The headline from the New York Times sounds damning: “Rather’s Lawsuit Shows Role of G.O.P. in Inquiry.” The subhead to the article explains that Dan Rather’s lawsuit over his dismissal from CBS News “seems to have unearthed evidence of political influence in an internal CBS investigation.”
Wow. Pretty shocking. Here’s the nut graph that explains the wrongdoing:
Among the materials that money has shaken free for Mr. Rather are internal CBS memorandums turned over to his lawyers, showing that network executives used Republican operatives to vet the names of potential members of a panel that had been billed as independent and charged with investigating the “60 Minutes” segment.
Through the process of discovery, Rather obtained a memo written after the network pledged to investigate his erroneous reporting on President Bush’s National Guard service. Rather based his story, of course, on a clearly fraudulent memo that he obtained from a known partisan.
After Rather retracted the story and offered his apology, the network created an independent panel to investigate what went wrong. The smoking gun is a memo that indicated Dick Thornburgh, a former Republican Attorney General, would garner approval from G.O.P. critics as an acceptable member of the panel. Thornburgh was eventually chosen for the two-person panel along with Louis Boccardi, a former chief executive of The Associated Press.
Now, the process of vetting Thornburgh does clearly show the role of the GOP in the inquiry and does provide evidence of “political influence.” But, I see no alternative to this type of vetting. When selecting members for any independent panel, ideology must be taken into account. For instance, the 9/11 Commission featured five Republicans and five Democrats. Had one party outweighed the other, its results would not have been as trusted. Independent panels, by their very nature, must weigh the ideological baggage of its members. Otherwise, they aren’t independent.
Andrew Haywood says as much toward the end of this New York Times report:
Asked about the assembly of the panel in a sworn deposition, Andrew Heyward, the former president of CBS News, acknowledged that he had wanted at least one member to sit well with conservatives: “CBS News, fairly or unfairly, had a reputation for liberal bias,” and “the harshest scrutiny was obviously going to come from the right.”

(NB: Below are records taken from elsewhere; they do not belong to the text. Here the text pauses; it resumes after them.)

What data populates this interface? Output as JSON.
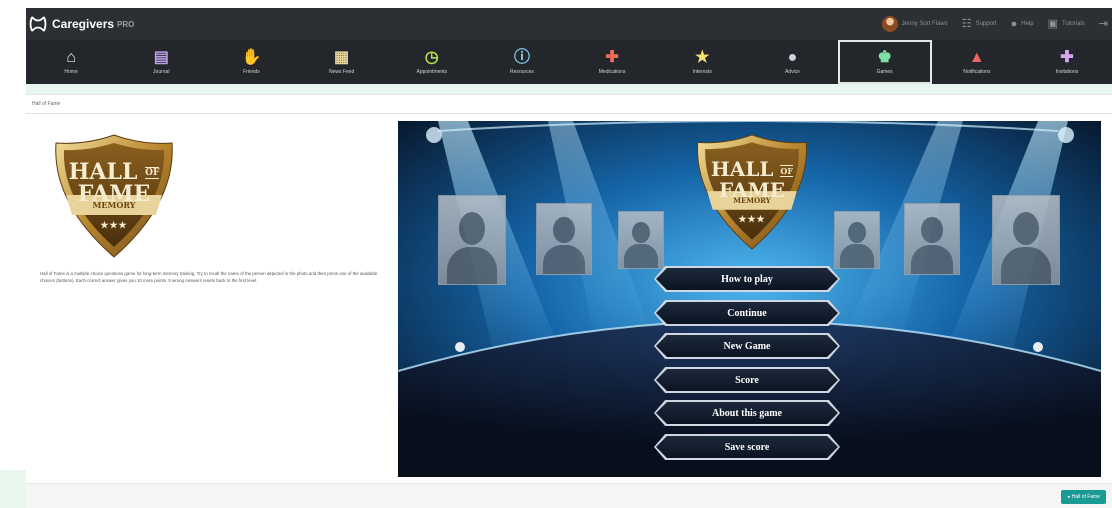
{
  "app": {
    "name": "Caregivers",
    "pro": "PRO"
  },
  "topbar": {
    "user_name": "Jenny Sort Flaws",
    "items": [
      {
        "label": "Support",
        "icon": "support-icon"
      },
      {
        "label": "Help",
        "icon": "help-icon"
      },
      {
        "label": "Tutorials",
        "icon": "tutorial-icon"
      }
    ]
  },
  "nav": {
    "items": [
      {
        "label": "Home",
        "icon": "home-icon",
        "glyph": "⌂",
        "color": "#e8e8e8"
      },
      {
        "label": "Journal",
        "icon": "journal-icon",
        "glyph": "▤",
        "color": "#b9a0e6"
      },
      {
        "label": "Friends",
        "icon": "handshake-icon",
        "glyph": "✋",
        "color": "#e87b8a"
      },
      {
        "label": "News Feed",
        "icon": "newspaper-icon",
        "glyph": "▦",
        "color": "#e6d49a"
      },
      {
        "label": "Appointments",
        "icon": "clock-icon",
        "glyph": "◷",
        "color": "#b7e04a"
      },
      {
        "label": "Resources",
        "icon": "info-icon",
        "glyph": "ⓘ",
        "color": "#7fd6f5"
      },
      {
        "label": "Medications",
        "icon": "medkit-icon",
        "glyph": "✚",
        "color": "#f06a5a"
      },
      {
        "label": "Interests",
        "icon": "star-icon",
        "glyph": "★",
        "color": "#f7e36b"
      },
      {
        "label": "Advice",
        "icon": "chat-icon",
        "glyph": "●",
        "color": "#c8d4e0"
      },
      {
        "label": "Games",
        "icon": "trophy-icon",
        "glyph": "♚",
        "color": "#7ee0a8"
      },
      {
        "label": "Notifications",
        "icon": "bell-icon",
        "glyph": "▲",
        "color": "#f06464"
      },
      {
        "label": "Invitations",
        "icon": "add-user-icon",
        "glyph": "✚",
        "color": "#d8a6f0"
      }
    ],
    "active_index": 9
  },
  "breadcrumb": "Hall of Fame",
  "hall_of_fame": {
    "line1": "HALL",
    "of": "OF",
    "line2": "FAME",
    "sub": "MEMORY",
    "stars": "★★★"
  },
  "description": "Hall of Fame is a multiple choice questions game for long-term memory training. Try to recall the name of the person depicted in the photo and then press one of the available choices (buttons). Each correct answer gives you 10 more points. 5 wrong Answers resets back to the first level.",
  "game_menu": [
    "How to play",
    "Continue",
    "New Game",
    "Score",
    "About this game",
    "Save score"
  ],
  "footer": {
    "button_label": "Hall of Fame"
  },
  "colors": {
    "accent": "#1a9a94",
    "topbar": "#2c2f33",
    "navbar": "#23272b",
    "gold": "#c9a24a"
  }
}
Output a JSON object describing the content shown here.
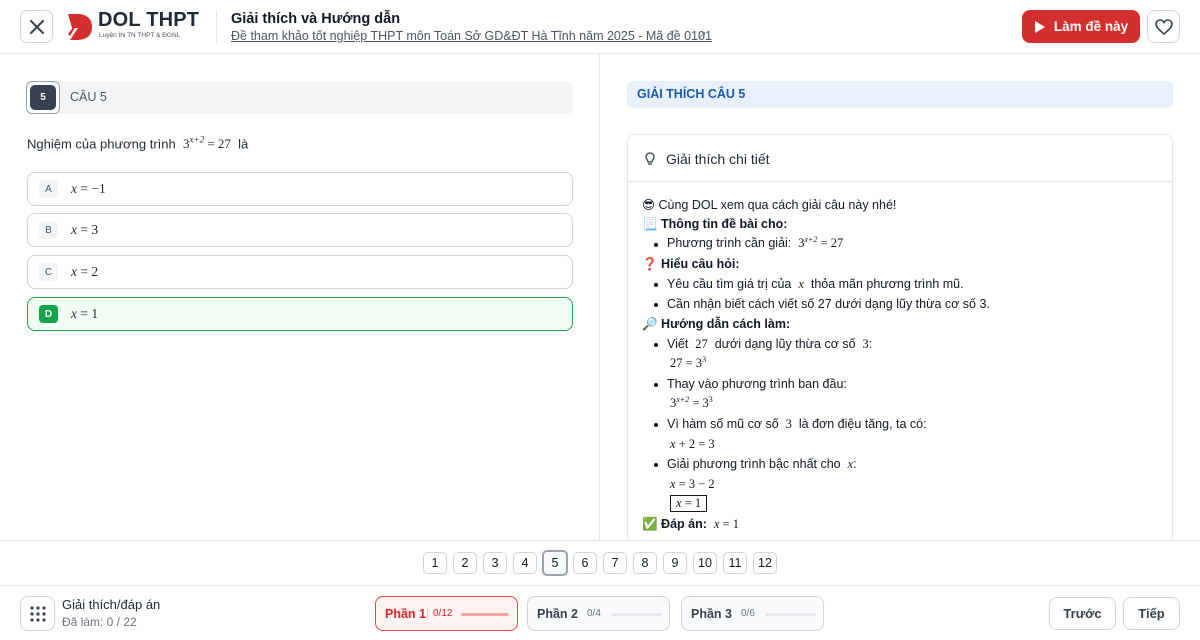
{
  "header": {
    "logo_text": "DOL THPT",
    "logo_sub": "Luyện thi TN THPT & ĐGNL",
    "title": "Giải thích và Hướng dẫn",
    "subtitle": "Đề tham khảo tốt nghiệp THPT môn Toán Sở GD&ĐT Hà Tĩnh năm 2025 - Mã đề 0101",
    "do_button": "Làm đề này",
    "accent_color": "#d32f2f"
  },
  "question": {
    "number": "5",
    "label": "CÂU 5",
    "text_before": "Nghiệm của phương trình",
    "text_after": "là",
    "options": [
      {
        "letter": "A",
        "value": "−1"
      },
      {
        "letter": "B",
        "value": "3"
      },
      {
        "letter": "C",
        "value": "2"
      },
      {
        "letter": "D",
        "value": "1",
        "correct": true
      }
    ]
  },
  "explanation": {
    "header": "GIẢI THÍCH CÂU 5",
    "card_title": "Giải thích chi tiết",
    "intro": "😎 Cùng DOL xem qua cách giải câu này nhé!",
    "info_heading": "📃 Thông tin đề bài cho:",
    "info_item": "Phương trình cần giải:",
    "understand_heading": "❓ Hiểu câu hỏi:",
    "understand_1a": "Yêu cầu tìm giá trị của",
    "understand_1b": "thỏa mãn phương trình mũ.",
    "understand_2": "Cần nhận biết cách viết số 27 dưới dạng lũy thừa cơ số 3.",
    "guide_heading": "🔎 Hướng dẫn cách làm:",
    "step1a": "Viết",
    "step1b": "dưới dạng lũy thừa cơ số",
    "step2": "Thay vào phương trình ban đầu:",
    "step3a": "Vì hàm số mũ cơ số",
    "step3b": "là đơn điệu tăng, ta có:",
    "step4": "Giải phương trình bậc nhất cho",
    "answer_label": "✅ Đáp án:"
  },
  "pager": {
    "pages": [
      "1",
      "2",
      "3",
      "4",
      "5",
      "6",
      "7",
      "8",
      "9",
      "10",
      "11",
      "12"
    ],
    "current": "5"
  },
  "footer": {
    "title": "Giải thích/đáp án",
    "progress": "Đã làm: 0 / 22",
    "parts": [
      {
        "name": "Phần 1",
        "count": "0/12",
        "active": true
      },
      {
        "name": "Phần 2",
        "count": "0/4"
      },
      {
        "name": "Phần 3",
        "count": "0/6"
      }
    ],
    "prev": "Trước",
    "next": "Tiếp"
  }
}
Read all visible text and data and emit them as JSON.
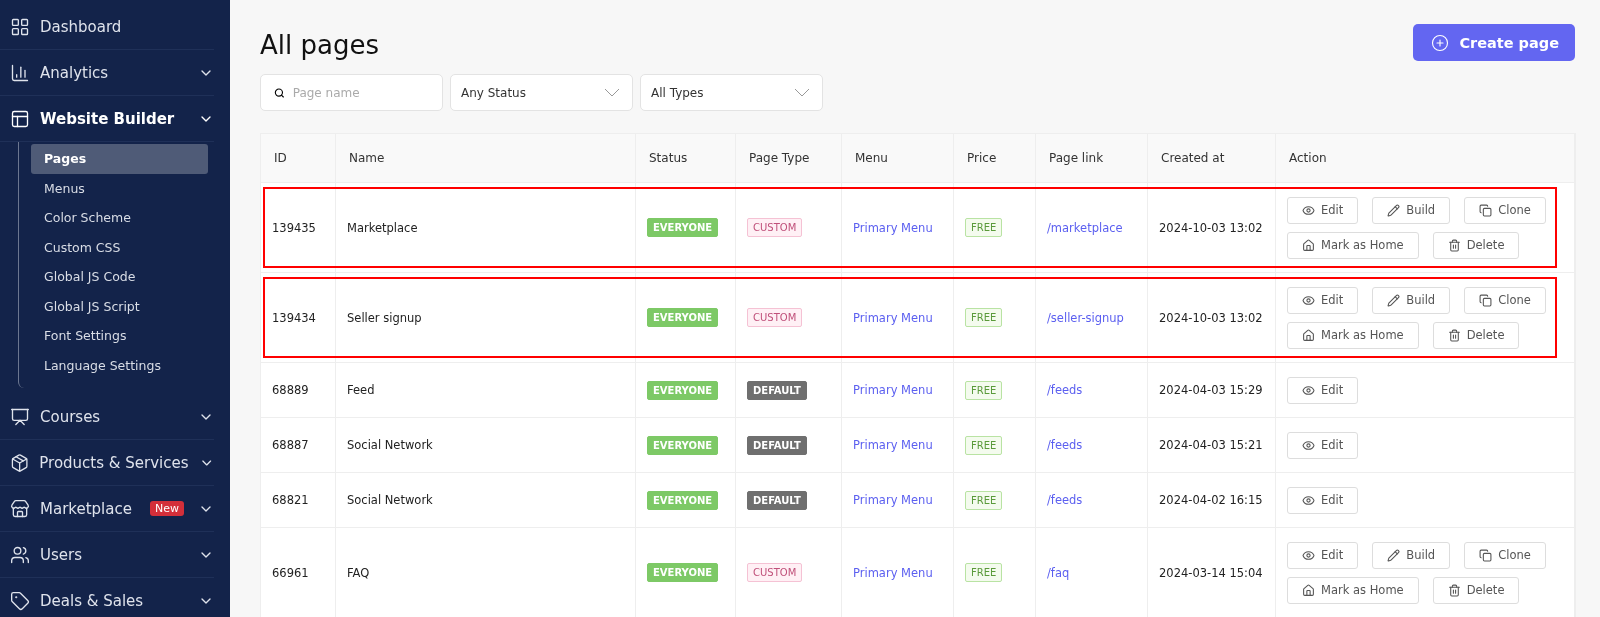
{
  "sidebar": {
    "items": [
      {
        "kind": "dashboard",
        "label": "Dashboard",
        "expandable": false,
        "expanded": false
      },
      {
        "kind": "analytics",
        "label": "Analytics",
        "expandable": true,
        "expanded": false
      },
      {
        "kind": "builder",
        "label": "Website Builder",
        "expandable": true,
        "expanded": true,
        "children": [
          {
            "label": "Pages",
            "selected": true
          },
          {
            "label": "Menus",
            "selected": false
          },
          {
            "label": "Color Scheme",
            "selected": false
          },
          {
            "label": "Custom CSS",
            "selected": false
          },
          {
            "label": "Global JS Code",
            "selected": false
          },
          {
            "label": "Global JS Script",
            "selected": false
          },
          {
            "label": "Font Settings",
            "selected": false
          },
          {
            "label": "Language Settings",
            "selected": false
          }
        ]
      },
      {
        "kind": "courses",
        "label": "Courses",
        "expandable": true,
        "expanded": false
      },
      {
        "kind": "products",
        "label": "Products & Services",
        "expandable": true,
        "expanded": false
      },
      {
        "kind": "marketplace",
        "label": "Marketplace",
        "badge": "New",
        "expandable": true,
        "expanded": false
      },
      {
        "kind": "users",
        "label": "Users",
        "expandable": true,
        "expanded": false
      },
      {
        "kind": "deals",
        "label": "Deals & Sales",
        "expandable": true,
        "expanded": false
      }
    ]
  },
  "page": {
    "title": "All pages",
    "create_button": "Create page"
  },
  "filters": {
    "search": {
      "placeholder": "Page name"
    },
    "status": "Any Status",
    "type": "All Types"
  },
  "table": {
    "columns": [
      "ID",
      "Name",
      "Status",
      "Page Type",
      "Menu",
      "Price",
      "Page link",
      "Created at",
      "Action"
    ],
    "rows": [
      {
        "id": "139435",
        "name": "Marketplace",
        "status": "EVERYONE",
        "page_type": {
          "kind": "custom",
          "label": "CUSTOM"
        },
        "menu": "Primary Menu",
        "price": "FREE",
        "link": "/marketplace",
        "created": "2024-10-03 13:02",
        "highlighted": true,
        "actions": [
          {
            "kind": "edit",
            "label": "Edit"
          },
          {
            "kind": "build",
            "label": "Build"
          },
          {
            "kind": "clone",
            "label": "Clone"
          },
          {
            "kind": "home",
            "label": "Mark as Home"
          },
          {
            "kind": "delete",
            "label": "Delete"
          }
        ]
      },
      {
        "id": "139434",
        "name": "Seller signup",
        "status": "EVERYONE",
        "page_type": {
          "kind": "custom",
          "label": "CUSTOM"
        },
        "menu": "Primary Menu",
        "price": "FREE",
        "link": "/seller-signup",
        "created": "2024-10-03 13:02",
        "highlighted": true,
        "actions": [
          {
            "kind": "edit",
            "label": "Edit"
          },
          {
            "kind": "build",
            "label": "Build"
          },
          {
            "kind": "clone",
            "label": "Clone"
          },
          {
            "kind": "home",
            "label": "Mark as Home"
          },
          {
            "kind": "delete",
            "label": "Delete"
          }
        ]
      },
      {
        "id": "68889",
        "name": "Feed",
        "status": "EVERYONE",
        "page_type": {
          "kind": "default",
          "label": "DEFAULT"
        },
        "menu": "Primary Menu",
        "price": "FREE",
        "link": "/feeds",
        "created": "2024-04-03 15:29",
        "highlighted": false,
        "actions": [
          {
            "kind": "edit",
            "label": "Edit"
          }
        ]
      },
      {
        "id": "68887",
        "name": "Social Network",
        "status": "EVERYONE",
        "page_type": {
          "kind": "default",
          "label": "DEFAULT"
        },
        "menu": "Primary Menu",
        "price": "FREE",
        "link": "/feeds",
        "created": "2024-04-03 15:21",
        "highlighted": false,
        "actions": [
          {
            "kind": "edit",
            "label": "Edit"
          }
        ]
      },
      {
        "id": "68821",
        "name": "Social Network",
        "status": "EVERYONE",
        "page_type": {
          "kind": "default",
          "label": "DEFAULT"
        },
        "menu": "Primary Menu",
        "price": "FREE",
        "link": "/feeds",
        "created": "2024-04-02 16:15",
        "highlighted": false,
        "actions": [
          {
            "kind": "edit",
            "label": "Edit"
          }
        ]
      },
      {
        "id": "66961",
        "name": "FAQ",
        "status": "EVERYONE",
        "page_type": {
          "kind": "custom",
          "label": "CUSTOM"
        },
        "menu": "Primary Menu",
        "price": "FREE",
        "link": "/faq",
        "created": "2024-03-14 15:04",
        "highlighted": false,
        "actions": [
          {
            "kind": "edit",
            "label": "Edit"
          },
          {
            "kind": "build",
            "label": "Build"
          },
          {
            "kind": "clone",
            "label": "Clone"
          },
          {
            "kind": "home",
            "label": "Mark as Home"
          },
          {
            "kind": "delete",
            "label": "Delete"
          }
        ]
      }
    ]
  }
}
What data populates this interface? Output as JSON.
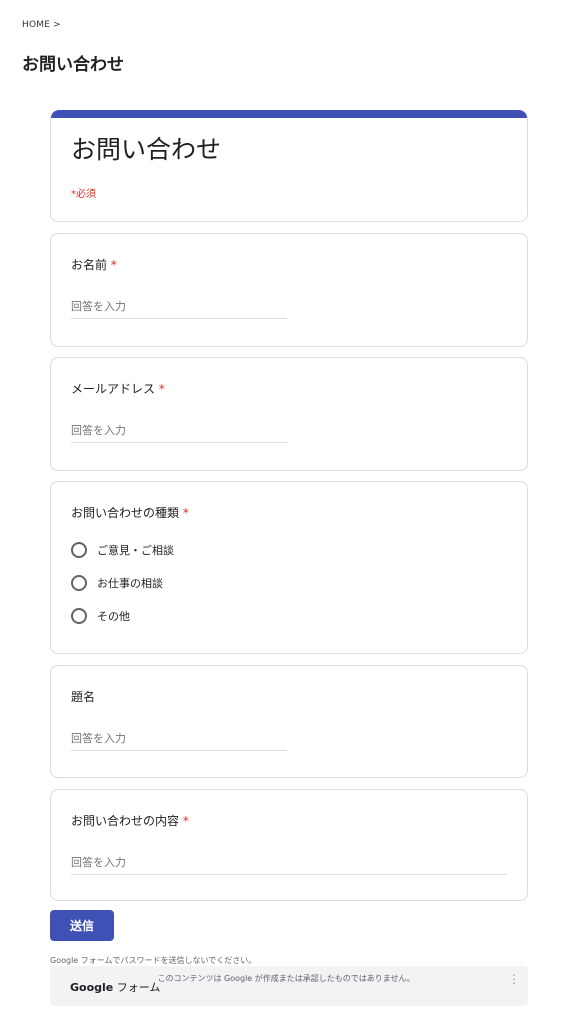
{
  "breadcrumb": "HOME >",
  "page_title": "お問い合わせ",
  "form": {
    "title": "お問い合わせ",
    "required_note": "*必須",
    "questions": {
      "name": {
        "label": "お名前",
        "required_mark": "*",
        "placeholder": "回答を入力"
      },
      "email": {
        "label": "メールアドレス",
        "required_mark": "*",
        "placeholder": "回答を入力"
      },
      "type": {
        "label": "お問い合わせの種類",
        "required_mark": "*",
        "options": [
          "ご意見・ご相談",
          "お仕事の相談",
          "その他"
        ]
      },
      "subject": {
        "label": "題名",
        "placeholder": "回答を入力"
      },
      "content": {
        "label": "お問い合わせの内容",
        "required_mark": "*",
        "placeholder": "回答を入力"
      }
    },
    "submit_label": "送信",
    "password_notice": "Google フォームでパスワードを送信しないでください。"
  },
  "footer": {
    "brand_bold": "Google",
    "brand_rest": " フォーム",
    "disclaimer": "このコンテンツは Google が作成または承認したものではありません。",
    "menu_icon": "more-vert-icon"
  },
  "colors": {
    "accent": "#3f51b5",
    "required": "#d93025",
    "border": "#dadce0"
  }
}
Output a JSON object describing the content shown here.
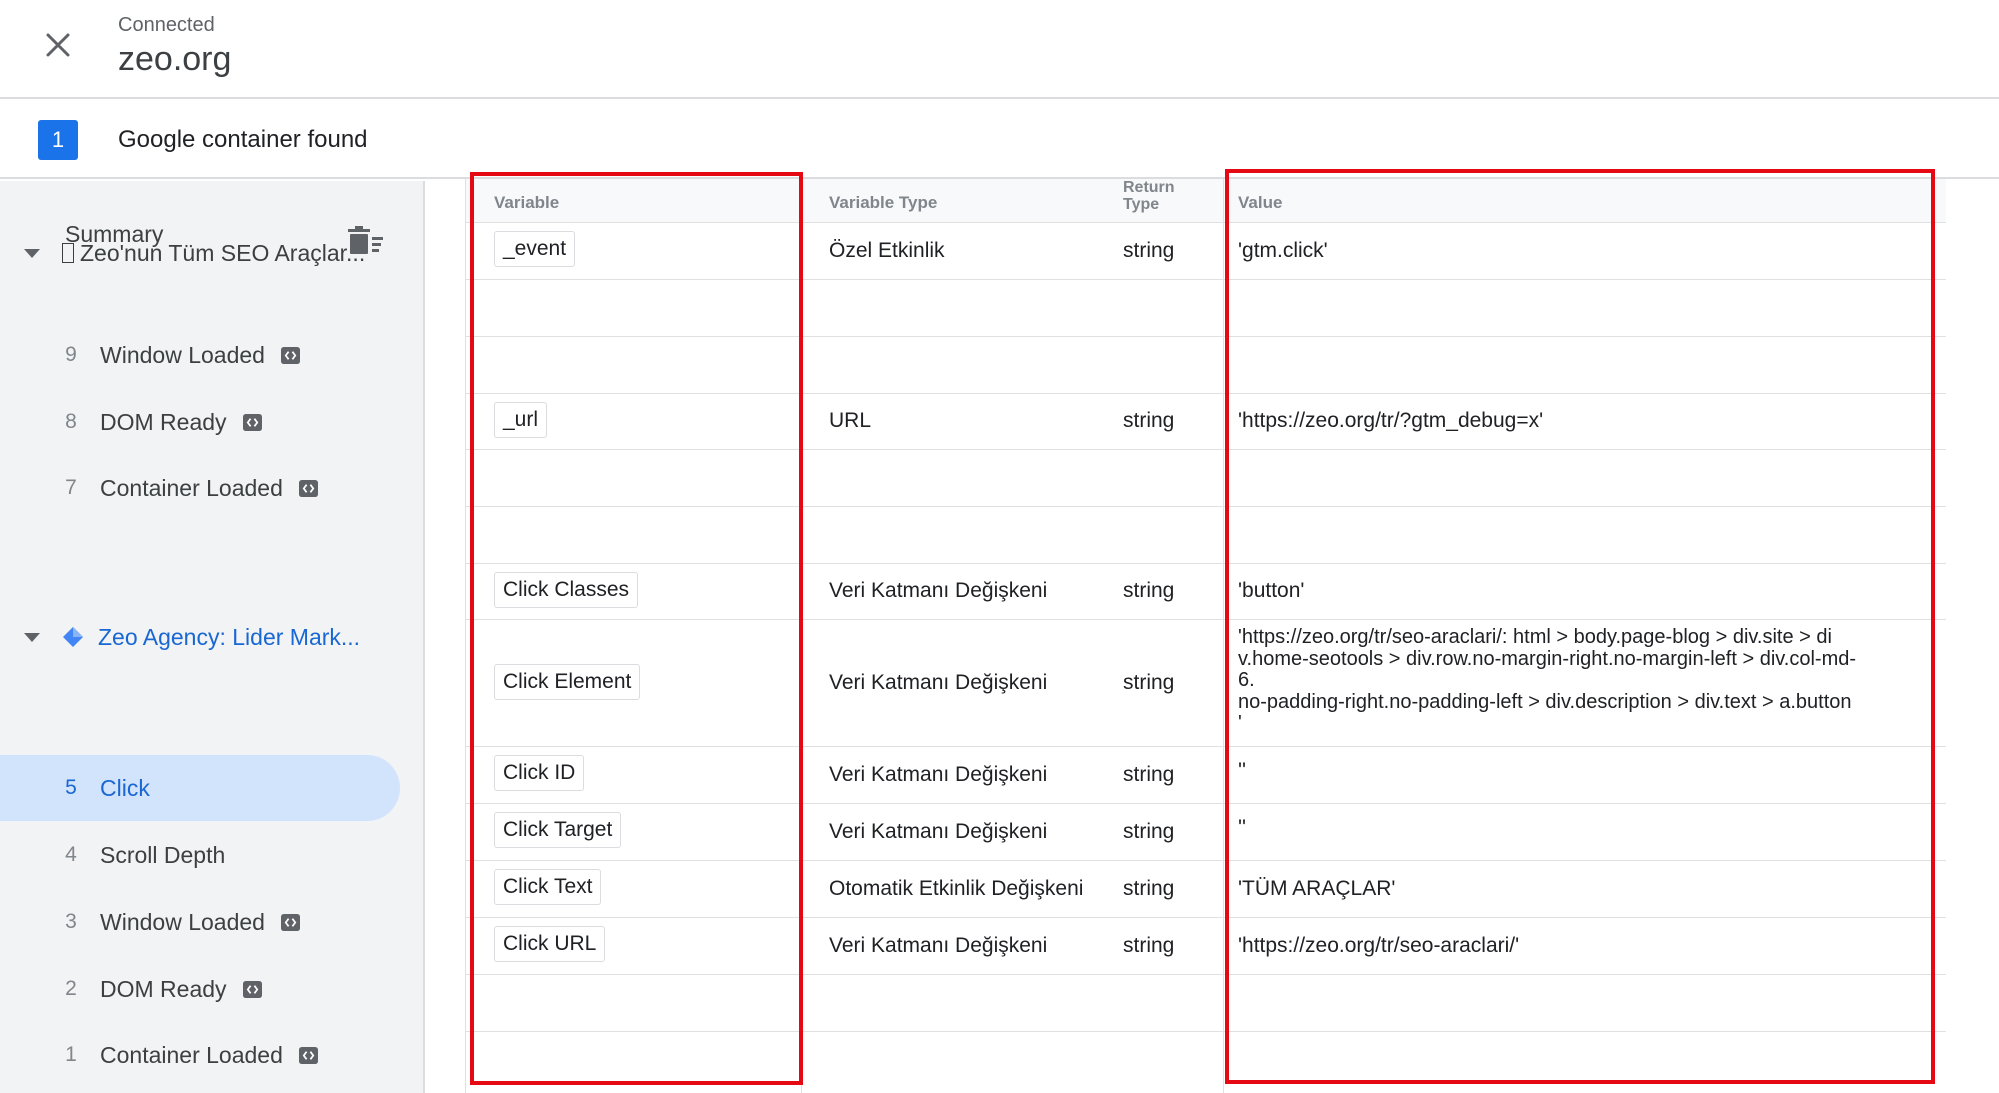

Well, that seems reasonable … to everyone except Dan Rather and the editors of the New York Times.